From the paper: Chromis tingting and allied species. Here’s how you tell them apart as a hobbyist! Juveniles and adults of selected Chromis species: A1: Chromis tingting sp. nov., juvenile, Hachijo-Jima, Japan (Photo by Kiss2Sea); A2: Chromis tingting sp. nov., adult, Izu Oceanic Park, Japan (Photo by W. Takase); B1: Chromis mirationis, juvenile, aquarium specimen from Okinawa (Photo by Y.K. Tea); B2: Chromis mirationis, adult, aquarium specimen from Izu peninsular (Photo by Y.K. Tea); C1: Chromis okamurai, juvenile, Kashiwajima, Japan (Photo by K.
Nakajima); C2: Chromis okamurai, adult, Kashiwajima, Japan (Photo by K. Nakajima); D1: Chromis struhsakeri, juvenile, Midway Atoll (Photo by R. Whitton); D2: Chromis struhsakeri, adult, Midway Atoll (Photo by R. Whitton).

On the Hunt for a 102-year-old Fish

Turning to the new species description, Tea shared some of the nitty-gritty work that can go into justifying a new species. “Chromis tingting has historically been confused for another species, Chromis mirationis. Since we described C. tingting from museum specimens, we didn’t have DNA to analyze, nor did we have DNA for C. mirationis. Plus, the type specimen of C. mirationis was listed as ‘missing/lost’ in the Catalog of Fishes. So we had to track down the holotype of C. mirationis, a 102-year-old specimen, mind you.

“We knew it was somewhere in Japan. Hiroshi Senou asked around, asked where it was stored, and eventually found it. Presumably, it was never lost, just maybe bad bookkeeping and recording. Once we had access to the holotype of C. mirationis, we were able to take data from that, and then justify the difference between the new species.”

What was lost can be found: the century old holotype of Chromis mirationis. Photo by H. Senou.

What was lost can be found: the century-old holotype of Chromis mirationis. Photo by H. Senou.

On a Well-Deserved Matronym

Says Tea, “Mum’s always been so supportive of my passion and love for this hobby and industry, and it really is a thankless job being a mum. Especially coming from a single parent background, she had to give up a lot of things for me. And you know as much as I do that being a scientist is not often easy, and I may not be able to buy her a big house or give back to her the way she’s done raising me. But what I can do is describe fish, and so I think it’s the least I can do really, to name one in honor of her.”

One more look at Ting-Ting's Chromis, aka. the Moonstone Chromis or Gekko-suzumedai in Japanese. Photo by H. Senou.

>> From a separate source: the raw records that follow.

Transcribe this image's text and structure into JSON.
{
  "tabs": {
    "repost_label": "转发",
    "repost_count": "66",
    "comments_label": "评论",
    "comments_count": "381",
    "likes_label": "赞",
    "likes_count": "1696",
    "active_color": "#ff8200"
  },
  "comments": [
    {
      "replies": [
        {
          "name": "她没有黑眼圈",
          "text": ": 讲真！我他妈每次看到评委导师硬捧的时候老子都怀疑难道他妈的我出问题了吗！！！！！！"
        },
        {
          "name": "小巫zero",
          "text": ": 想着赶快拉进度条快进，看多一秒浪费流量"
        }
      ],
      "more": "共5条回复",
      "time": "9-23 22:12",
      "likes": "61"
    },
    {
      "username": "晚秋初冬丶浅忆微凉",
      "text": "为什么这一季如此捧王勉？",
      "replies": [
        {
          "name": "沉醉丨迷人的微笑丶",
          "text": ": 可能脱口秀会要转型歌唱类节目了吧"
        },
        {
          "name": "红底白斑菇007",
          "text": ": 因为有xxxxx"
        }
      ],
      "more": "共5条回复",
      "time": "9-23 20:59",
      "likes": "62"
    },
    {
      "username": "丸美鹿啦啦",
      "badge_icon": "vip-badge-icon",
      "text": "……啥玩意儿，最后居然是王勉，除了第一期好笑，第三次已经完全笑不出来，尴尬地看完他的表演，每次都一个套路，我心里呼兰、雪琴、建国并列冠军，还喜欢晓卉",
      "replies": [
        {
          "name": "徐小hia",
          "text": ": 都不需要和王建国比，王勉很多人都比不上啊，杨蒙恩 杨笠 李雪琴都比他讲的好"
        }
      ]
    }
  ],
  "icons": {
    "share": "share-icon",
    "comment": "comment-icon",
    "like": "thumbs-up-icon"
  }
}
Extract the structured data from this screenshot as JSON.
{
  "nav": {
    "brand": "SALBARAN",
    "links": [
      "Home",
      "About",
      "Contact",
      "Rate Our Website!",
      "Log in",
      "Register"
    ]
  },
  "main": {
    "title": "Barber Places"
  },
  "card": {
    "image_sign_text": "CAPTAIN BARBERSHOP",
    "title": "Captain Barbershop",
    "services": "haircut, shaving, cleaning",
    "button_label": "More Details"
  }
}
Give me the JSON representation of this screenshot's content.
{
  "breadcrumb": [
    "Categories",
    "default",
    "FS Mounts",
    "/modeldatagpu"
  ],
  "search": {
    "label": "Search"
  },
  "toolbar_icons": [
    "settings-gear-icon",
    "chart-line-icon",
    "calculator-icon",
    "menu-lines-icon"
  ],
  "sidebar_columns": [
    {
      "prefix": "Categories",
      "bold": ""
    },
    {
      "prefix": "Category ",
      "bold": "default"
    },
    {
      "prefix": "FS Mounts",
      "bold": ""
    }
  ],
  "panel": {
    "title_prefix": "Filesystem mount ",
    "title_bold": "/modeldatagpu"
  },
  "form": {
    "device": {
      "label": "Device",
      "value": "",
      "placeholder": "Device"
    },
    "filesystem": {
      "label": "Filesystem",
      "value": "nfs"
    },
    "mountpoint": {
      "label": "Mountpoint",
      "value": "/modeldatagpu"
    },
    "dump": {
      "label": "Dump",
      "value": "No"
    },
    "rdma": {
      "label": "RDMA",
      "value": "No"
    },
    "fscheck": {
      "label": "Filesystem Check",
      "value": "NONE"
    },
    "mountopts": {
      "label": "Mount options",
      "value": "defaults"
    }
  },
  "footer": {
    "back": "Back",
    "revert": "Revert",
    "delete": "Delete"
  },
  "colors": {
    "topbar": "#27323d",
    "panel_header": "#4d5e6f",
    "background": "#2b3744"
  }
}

One more look at Ting-Ting’s Chromis, AKA the Moonstone Chromis, or Gekko-suzumedai in Japanese. Photo by H. Senou.

Officially “named in honor of the first author’s mother, in recognition of her unconditional love, support, and encouragement. To be treated as a noun in apposition. The common name Moonstone Chromis refers to the pearlescent, silvery-blue coloration of the juveniles and adults of this species. ‘Gekko,’ of the new standard Japanese name, means moonlight in Japanese.”

Ting-Ting Eng, the namesake of the Moonstone Chromis, and her son turned ichthyologist Tea Yi-Kai, circa 2000. Photo courtesy Tea Yi-Kai.

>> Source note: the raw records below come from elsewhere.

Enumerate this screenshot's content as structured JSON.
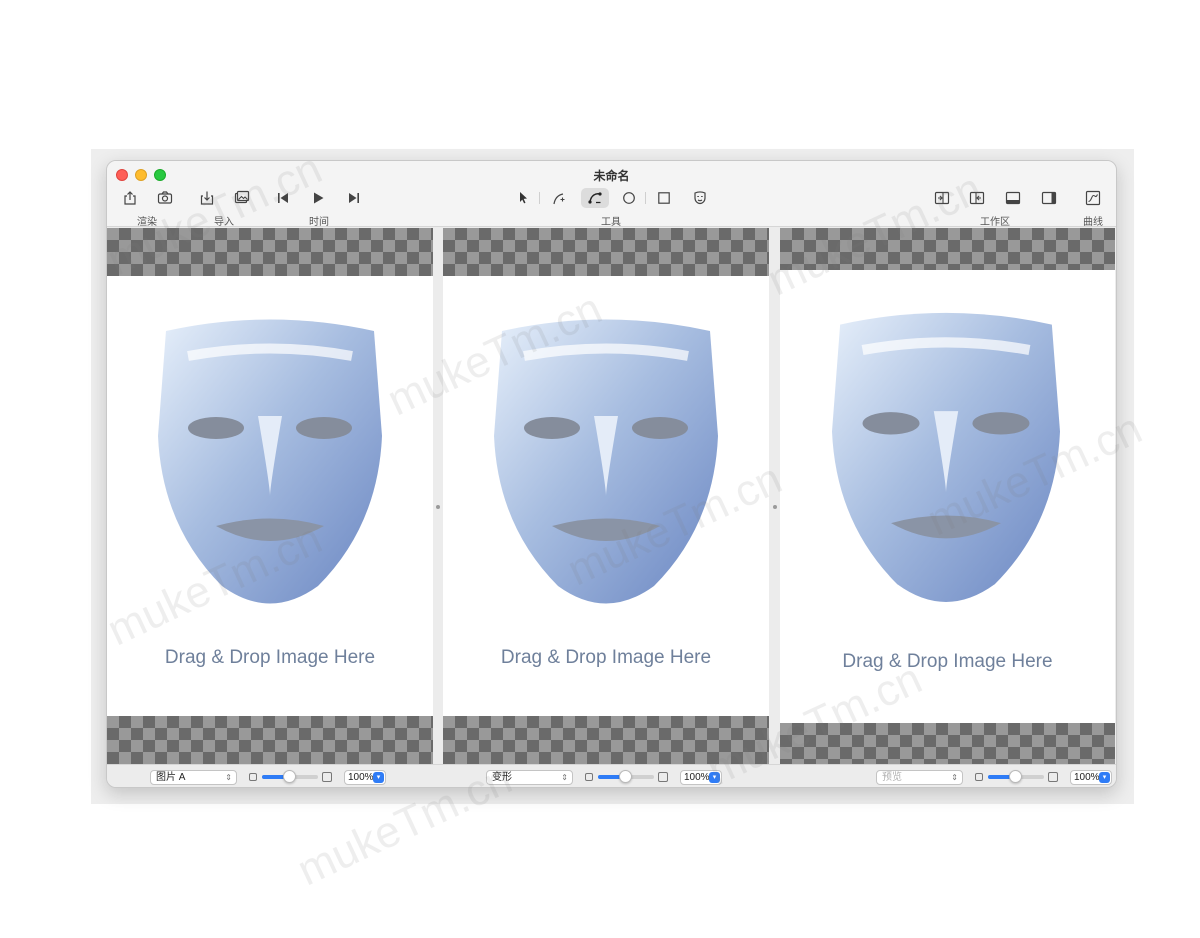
{
  "window": {
    "title": "未命名"
  },
  "toolbar": {
    "render_label": "渲染",
    "import_label": "导入",
    "time_label": "时间",
    "tools_label": "工具",
    "workspace_label": "工作区",
    "curve_label": "曲线"
  },
  "panes": [
    {
      "drop_text": "Drag & Drop Image Here",
      "popup_value": "图片 A",
      "zoom": "100%",
      "selected": true
    },
    {
      "drop_text": "Drag & Drop Image Here",
      "popup_value": "变形",
      "zoom": "100%",
      "selected": false
    },
    {
      "drop_text": "Drag & Drop Image Here",
      "popup_value": "预览",
      "zoom": "100%",
      "selected": false
    }
  ],
  "watermark": "mukeTm.cn",
  "colors": {
    "selection": "#1a73e8",
    "accent": "#2f7cf6",
    "drop_text": "#6f809b"
  }
}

Ting-Ting Eng, the namesake of the Moonstone Chromis, and her son, future ichthyologist Tea Yi-Kai, circa 2000. Photo courtesy Tea Yi-Kai.

Reference:

Tea, Yi-Kai & Gill, Anthony & Senou, Hiroshi. (2019). Chromis tingting, a new species of damselfish from mesophotic coral ecosystems of southern Japan, with notes on C. mirationis Tanaka (Teleostei: Pomacentridae). Zootaxa. 4586. DOI: http://dx.doi.org/10.11646/zootaxa.4586.2.2

Related Posts

About the author

Matt Pedersen
Matt Pedersen

Matt Pedersen is a Sr. Editor and Associate Publisher with Reef To Rainforest Media, LLC, including AMAZONAS & CORAL Magazines. Matt has kept aquariums for 36 years, has worked in most facets of the aquarium trade, is an active aquarist and fish breeder (both marine and freshwater), and was recognized with the 2009 MASNA Award as the MASNA Aquarist of the Year.

Leave a reply

Receive FREE e-Newsletters from the editors of CORAL Magazine.

Sign up to get interesting news and updates delivered to your inbox.

Thank you! You have successfully subscribed to the CORAL Magazine e-newsletter.